  • Ovarian cancer screening. An ultrasound can be used to assess your ovaries and this may be recommended beginning in your 30s. By comparing annual ultrasound images, your doctor may be able to see changes to your ovaries that may indicate cancer. Your doctor may also recommend annual blood tests.
  • Urinary system cancer screening. Your doctor may recommend periodic screening for urinary tract cancers. Analysis of a urine sample may reveal blood or cancerous cells.
  • Gastrointestinal cancer screening. Your doctor may recommend endoscopy screening for stomach cancer and small intestine cancer. An endoscopy procedure allows your doctor to see your stomach and other parts of your gastrointestinal system.

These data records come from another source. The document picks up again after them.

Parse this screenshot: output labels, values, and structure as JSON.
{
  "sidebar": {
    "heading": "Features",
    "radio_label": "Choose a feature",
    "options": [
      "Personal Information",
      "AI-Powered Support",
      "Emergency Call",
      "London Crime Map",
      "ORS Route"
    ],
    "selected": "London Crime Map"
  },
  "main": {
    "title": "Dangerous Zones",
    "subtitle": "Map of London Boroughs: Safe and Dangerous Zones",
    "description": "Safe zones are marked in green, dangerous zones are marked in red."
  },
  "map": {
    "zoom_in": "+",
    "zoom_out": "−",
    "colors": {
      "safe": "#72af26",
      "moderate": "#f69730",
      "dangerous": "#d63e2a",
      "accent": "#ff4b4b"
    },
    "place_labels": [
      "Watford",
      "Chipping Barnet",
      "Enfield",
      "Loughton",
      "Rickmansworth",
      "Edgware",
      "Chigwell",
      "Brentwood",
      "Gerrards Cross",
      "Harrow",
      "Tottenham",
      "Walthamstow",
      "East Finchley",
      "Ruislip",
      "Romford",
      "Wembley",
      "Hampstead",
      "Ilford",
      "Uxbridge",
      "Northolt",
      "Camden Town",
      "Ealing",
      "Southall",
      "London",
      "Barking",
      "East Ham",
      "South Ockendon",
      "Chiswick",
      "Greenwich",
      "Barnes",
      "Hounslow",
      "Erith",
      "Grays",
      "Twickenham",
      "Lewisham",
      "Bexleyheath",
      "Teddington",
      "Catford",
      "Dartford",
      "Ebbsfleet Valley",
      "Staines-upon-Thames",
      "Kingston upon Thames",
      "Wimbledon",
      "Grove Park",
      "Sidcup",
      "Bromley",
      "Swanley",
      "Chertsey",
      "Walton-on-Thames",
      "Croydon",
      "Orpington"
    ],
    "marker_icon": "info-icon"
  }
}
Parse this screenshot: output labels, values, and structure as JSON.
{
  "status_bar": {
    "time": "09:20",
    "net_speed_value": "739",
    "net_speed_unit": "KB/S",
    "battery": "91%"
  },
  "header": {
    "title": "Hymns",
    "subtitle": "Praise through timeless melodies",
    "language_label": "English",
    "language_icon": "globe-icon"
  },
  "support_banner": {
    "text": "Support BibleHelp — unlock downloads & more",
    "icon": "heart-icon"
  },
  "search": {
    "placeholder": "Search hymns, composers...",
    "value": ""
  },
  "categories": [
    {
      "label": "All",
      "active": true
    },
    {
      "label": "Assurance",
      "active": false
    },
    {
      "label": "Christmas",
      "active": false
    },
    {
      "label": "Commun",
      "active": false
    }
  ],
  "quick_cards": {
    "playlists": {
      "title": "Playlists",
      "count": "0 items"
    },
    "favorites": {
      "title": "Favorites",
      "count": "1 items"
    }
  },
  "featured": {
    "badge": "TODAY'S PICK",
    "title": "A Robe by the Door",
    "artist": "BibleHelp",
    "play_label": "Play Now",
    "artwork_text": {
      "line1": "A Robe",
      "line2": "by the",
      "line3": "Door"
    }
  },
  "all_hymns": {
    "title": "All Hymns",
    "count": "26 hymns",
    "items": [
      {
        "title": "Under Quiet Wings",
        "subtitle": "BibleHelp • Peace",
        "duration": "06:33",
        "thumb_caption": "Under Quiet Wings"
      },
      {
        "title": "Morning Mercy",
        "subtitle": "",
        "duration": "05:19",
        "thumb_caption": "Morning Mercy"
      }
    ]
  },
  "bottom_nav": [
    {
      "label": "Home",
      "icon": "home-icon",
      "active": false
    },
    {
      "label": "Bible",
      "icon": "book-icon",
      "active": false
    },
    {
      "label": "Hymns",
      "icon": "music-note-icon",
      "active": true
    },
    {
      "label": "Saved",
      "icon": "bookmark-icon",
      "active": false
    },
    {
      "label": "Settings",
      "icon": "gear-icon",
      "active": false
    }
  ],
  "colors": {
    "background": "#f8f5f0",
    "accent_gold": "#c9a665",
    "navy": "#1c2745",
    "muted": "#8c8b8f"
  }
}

While research proves the effectiveness of colon cancer screening for reducing the risk of dying of the disease, similar research hasn’t proved the effectiveness of screening for the other types of cancer. Still, experts recommend considering screening for these other types of cancer despite the lack of evidence.

Your doctor may recommend other cancer-screening tests if your family has a history of other cancers. Ask your doctor about what screening tests are best for you.

Aspirin for cancer prevention

Recent studies suggest taking a daily aspirin may reduce the risk of several cancers related to Lynch syndrome. More studies are needed to confirm this. Discuss the potential benefits and risks of aspirin therapy to determine whether this might be an option for you.

Surgery to prevent cancers caused by Lynch syndrome

In certain situations, people with Lynch syndrome may consider surgery to reduce their risk of cancer. Discuss the benefits and risks of preventive surgery with your doctor.

Surgical options for preventing cancer may include:

  • Surgery to remove your colon (colectomy). Surgery to remove most or all of your colon will reduce or eliminate the chance that you’ll develop colon cancer. This procedure can be done in a way that allows you to expel waste normally without the need to wear a bag outside of your body to collect waste.

 

Little evidence exists to show that removing your colon has any advantage over frequent cancer screening, in terms of helping you live longer. Yet, some people prefer the peace of mind or may prefer avoiding frequent colonoscopy exams.

 

  • Surgery to remove your ovaries and uterus (oophorectomy and hysterectomy). Preventive surgery to remove your uterus eliminates the possibility that you’ll develop endometrial cancer in the future. Removing your ovaries can reduce your risk of ovarian cancer.

 

Unlike with colon cancer, screening for ovarian cancer and endometrial cancer isn’t proved to reduce the risk of dying of cancer. For this reason, doctors usually recommend preventive surgery for women who have completed childbearing.

Lifestyle changes & home remedies

What are some lifestyle changes or home remedies that can help me manage Lynch syndrome?

The following lifestyles and home remedies might help you cope with Lynch syndrome:

  • Find out all you can about Lynch syndrome. Write down your questions about Lynch syndrome and ask them at your next appointment with your doctor or genetic counselor. Ask your health care team for further sources of information. Learning about Lynch syndrome can help you feel more confident when making decisions about your health.
  • Take care of yourself. Knowing that you have an increased risk of cancer can make you feel as if you can’t control your health. But control what you can. For instance, choose a healthy diet, exercise regularly and get enough sleep so that you wake feeling rested. Go to all of your scheduled medical appointments, including your cancer-screening exams.
  • Connect with others. Find friends and family with whom you can discuss your fears. Talking with others can help you cope. Find other trusted people you can talk with, such as clergy members. Ask your doctor for a referral to a therapist who can help you understand your feelings.

If you have any questions, please consult with your doctor to better understand the best solution for you.

Hello Health Group does not provide medical advice, diagnosis or treatment.

Sources

Review Date: August 14, 2017 | Last Modified: August 14, 2017